We all have days when we feel too ill to come to work. We also sometimes have days when we just want (or need) a day off and decide to take a sick day. If you're one of the latter, it's not just you.
Section 22(1) to 22(4) of South Africa’s Employment Act stipulates that during each 36-month cycle starting from the first day at work, an employee is entitled to a paid sick leave. And this should be equivalent to the exact number of days that they usually work in a typical 6-week period. This, therefore, means that in case the employee works five days per week, then they are entitled to a 30-day sick leave on full pay. On the other hand, if the person works six days per week, then they will have a 36-day sick leave on full pay. When distributed across the three years, one may have a 10 to 12-days paid sick leave per year on average.
\However, during the first six months of employment, one is only entitled to a one-day paid sick leave in every 26 days that they will have worked. Note that any sick leave days that are taken during this period usually are deducted from the 36-month entitlement. If a person uses up all his/her sick leave either at the beginning or in the course of a cycle, then they will not have any sick leave available to them for the remaining period, and any further requirement will just be treated as unpaid leave.
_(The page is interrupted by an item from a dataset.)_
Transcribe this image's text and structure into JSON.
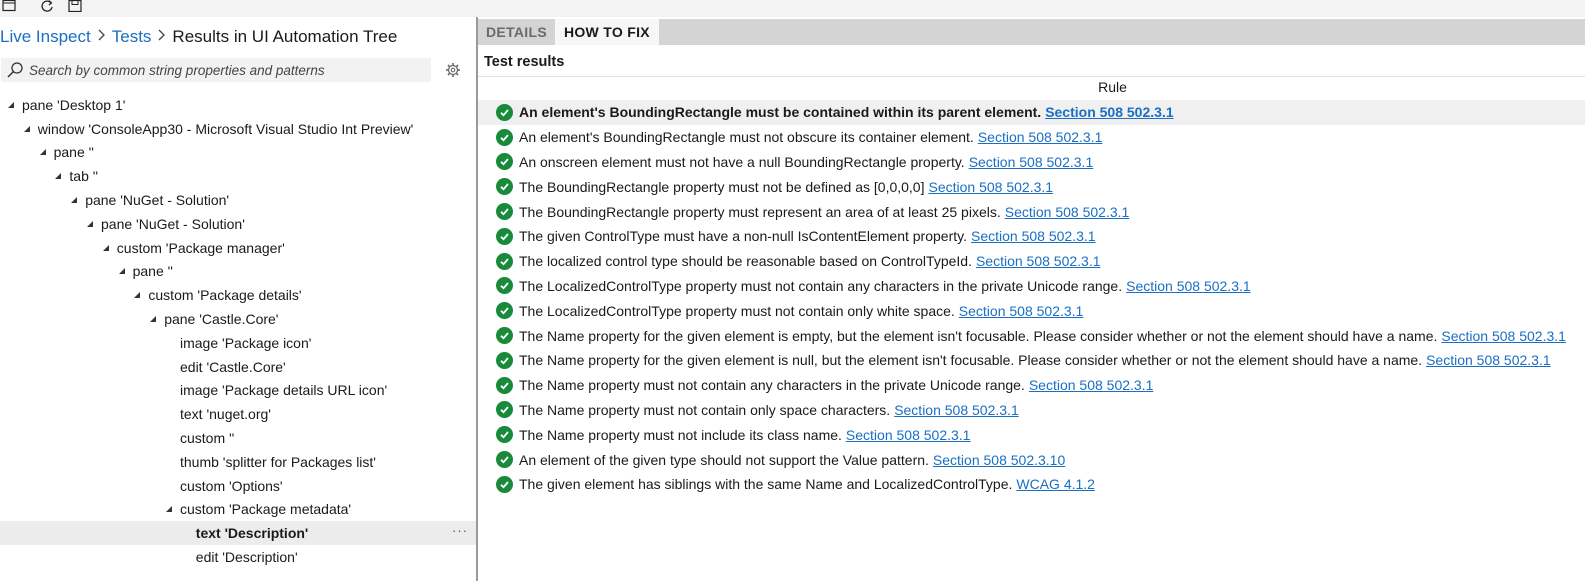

Read more: https://briefly.co.za/25831-how-sick-leave-work-south-africa-2021.html
You should always consider that employers can also insist on proof of illness (doctors’ note and so on) before paying a worker for sick leave.
The Basic Conditions of Employment Act applies to all employees and workers, but;
- South African Secret Service
- Unpaid volunteers working for a charity.
- Members of the National Defence Force,
- National Intelligence Agency,
APPLICATION FOR SICK LEAVE:
The provisions for sick leave do not apply to;
- Workers who work less than 24 hours in a month,
- Workers who receive compensation for an occupational injury or disease,
- Leave over and above that provided for by the Act.